This week’s featured link:
Fliers’ right to video gets push from recent airline incidents – Atlanta Journal-Constitution
There’s a very interesting case brewing around the idea of whether or not people have the right to record video on airplanes. On the one hand, it’s private property and the airline (specifically the captain) should have the right to prevent filming onboard. But it also feels very heavy-handed and if something bad is happening, people are still going to do it.
Most airlines have straddled a line saying that filming is fine, but you can’t film specific people onboard without getting their permission. That, of course, effectively defeats the purpose of someone trying to film a incident while it’s happening.
There’s no question that filming is a double-edged sword. There are people who will stoke the fire, start filming, and then make edits to try to make people look bad unfairly.
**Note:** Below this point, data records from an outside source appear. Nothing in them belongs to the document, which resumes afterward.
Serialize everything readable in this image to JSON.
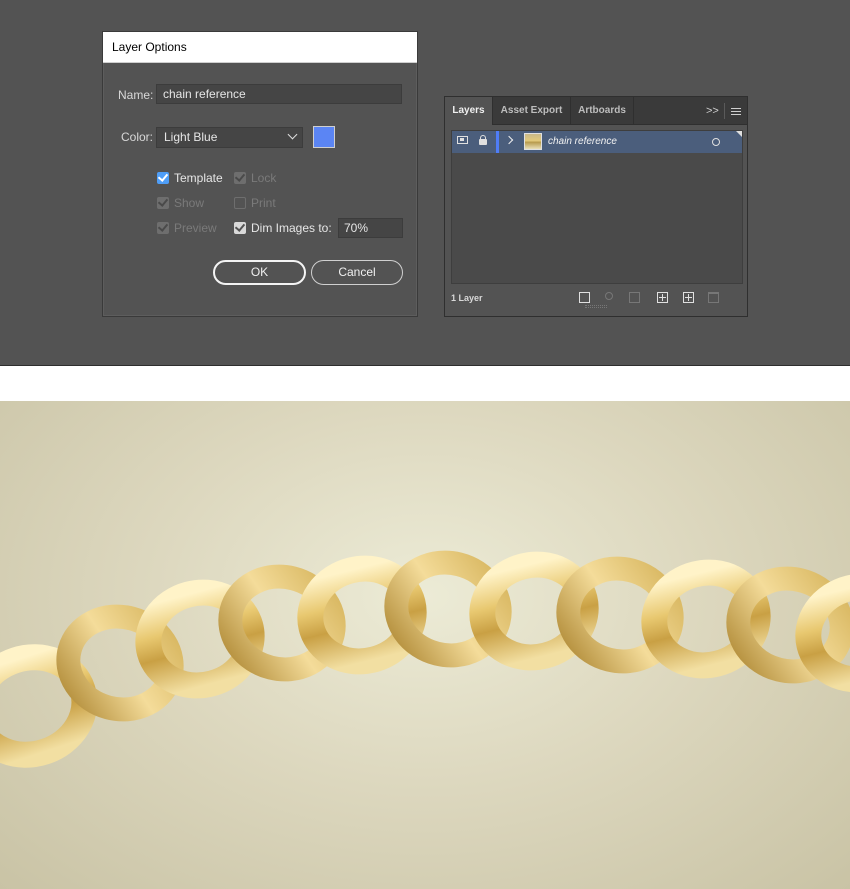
{
  "dialog": {
    "title": "Layer Options",
    "name_label": "Name:",
    "name_value": "chain reference",
    "color_label": "Color:",
    "color_value": "Light Blue",
    "swatch_color": "#5b85f4",
    "options": {
      "template": "Template",
      "lock": "Lock",
      "show": "Show",
      "print": "Print",
      "preview": "Preview",
      "dim_images": "Dim Images to:"
    },
    "dim_value": "70%",
    "ok_label": "OK",
    "cancel_label": "Cancel"
  },
  "layers_panel": {
    "tabs": [
      "Layers",
      "Asset Export",
      "Artboards"
    ],
    "collapse_label": ">>",
    "layer": {
      "name": "chain reference",
      "color": "#4f7df7"
    },
    "footer_label": "1 Layer"
  },
  "colors": {
    "workspace": "#535353",
    "selected_row": "#4b5e7c",
    "checkbox_accent": "#4f9ef7"
  }
}
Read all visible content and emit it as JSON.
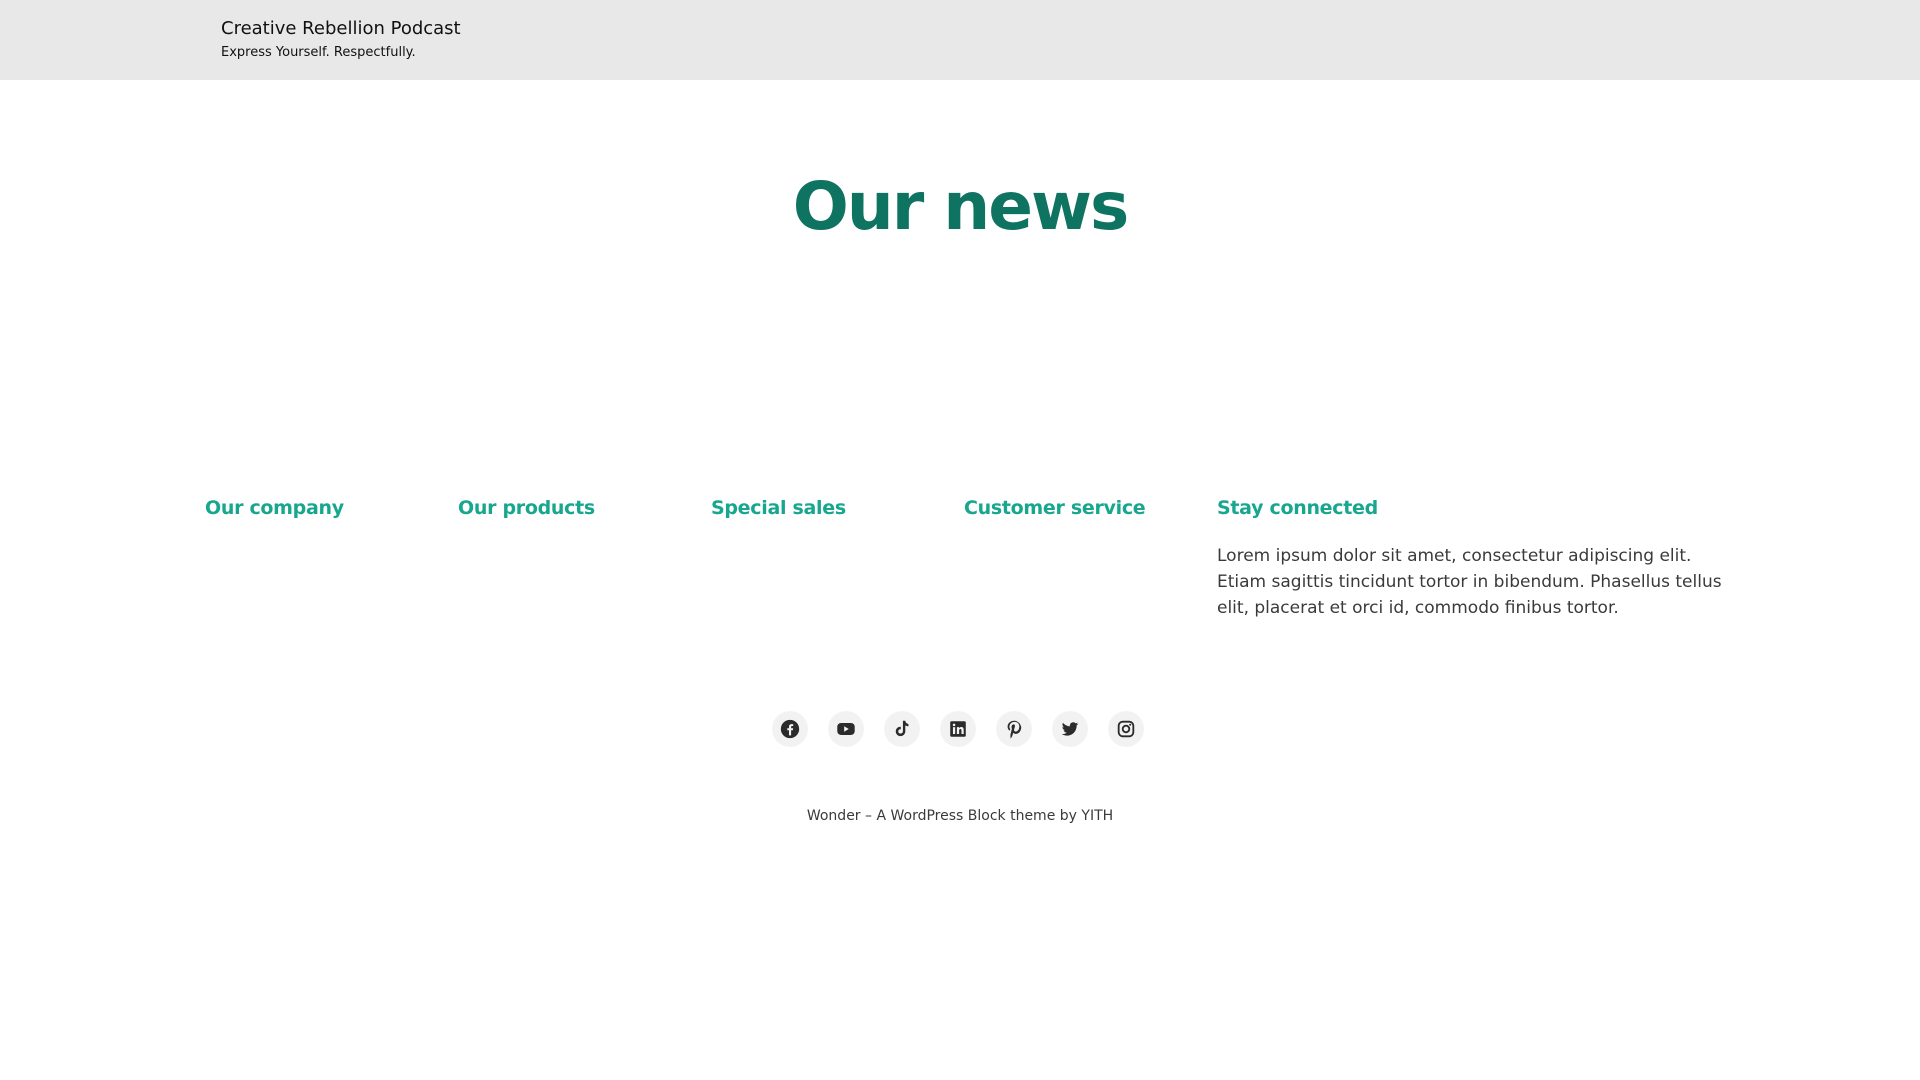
{
  "header": {
    "site_title": "Creative Rebellion Podcast",
    "tagline": "Express Yourself. Respectfully.",
    "background": "#e8e8e8"
  },
  "main": {
    "page_title": "Our news",
    "title_color": "#0e7461"
  },
  "footer": {
    "heading_color": "#17a68e",
    "columns": [
      {
        "heading": "Our company"
      },
      {
        "heading": "Our products"
      },
      {
        "heading": "Special sales"
      },
      {
        "heading": "Customer service"
      },
      {
        "heading": "Stay connected"
      }
    ],
    "stay_connected_text": "Lorem ipsum dolor sit amet, consectetur adipiscing elit. Etiam sagittis tincidunt tortor in bibendum. Phasellus tellus elit, placerat et orci id, commodo finibus tortor.",
    "social_icons": [
      "facebook-icon",
      "youtube-icon",
      "tiktok-icon",
      "linkedin-icon",
      "pinterest-icon",
      "twitter-icon",
      "instagram-icon"
    ],
    "credits": {
      "theme_text": "Wonder – A WordPress Block theme",
      "by_text": "by",
      "author": "YITH"
    }
  }
}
But there is also a public service being done when people are trying to help write wrongs by making the incidents public.
Two for the road:
New Orleans-based GLO Airlines to suspend service, but company has ‘good game plan’ to take off again – The New Orleans Advocate
It looks like GLO’s days down in the Bayou are numbered, at least temporarily. The company had filed for bankruptcy, but now its flight provider is pulling out. It says it has a plan to get back in the sky, but in the meantime, flights stop this weekend.
Israel Seeking Saudi Flight Deal to Bring Pilgrims to Mecca – Bloomberg
There’s something about travel and diplomacy that go hand in hand. With allegiances shifting in the Middle East as Israel and Saudi Arabia get closer thanks to a common enemy (Iran), opening up pilgrimage flights could be a real sign of progress in normalizing relations. Baby steps.
Common sense should prevail when taking videos on airplanes or at airports. People shouldn’t be in someone’s face taking their picture without their consent. But if something is obviously going on people will start taking a video which can be a good thing to show/prove what happen.
Airlines don’t want you taking videos because they don’t want the public to see how bad their employees maybe treating people or just how bad they are acting.
They don’t want videos going public of mothers holding their babies crying, people being dragged off an airplane or just overall surly behavior.
Before videos the blame was always put on the passenger because the airline crew was held in high esteem in the public’s eye, so it was always assumed the bad guy was the traveler. Now we know in the past it probably was the airline employee and not the passenger who was to blame in some cases.
Saudi Arabia has also been known to use the number of annual pilgrim visas issued by country as a diplomatic lever. It’ll be interesting to see if there’s any change in the number of ad hoc Jordanian authorizations given.
Don’t forget to mention the CEO of Qatar airlines and his outrageous remark. How about his offering every woman in the US two free business class tickets and he be the server on every trip? OK? Thank you.
Shame about GLO. I live in New Orleans, and I’d looked forward to being able to fly to Shreveport and Memphis directly. I was at MSY last September, flying SWA to Atlanta, and GLO’s single gate was in the same terminal. They were flying Saab 340’s I believe, but I suspect filling even those day after day would’ve been a challenge.
I’m glad I got to fly them once, but I had a feeling this was coming. It’s a real shame, I really loved what they were trying to do, but it always seemed unlikely to be able to fill those planes on those routes. :(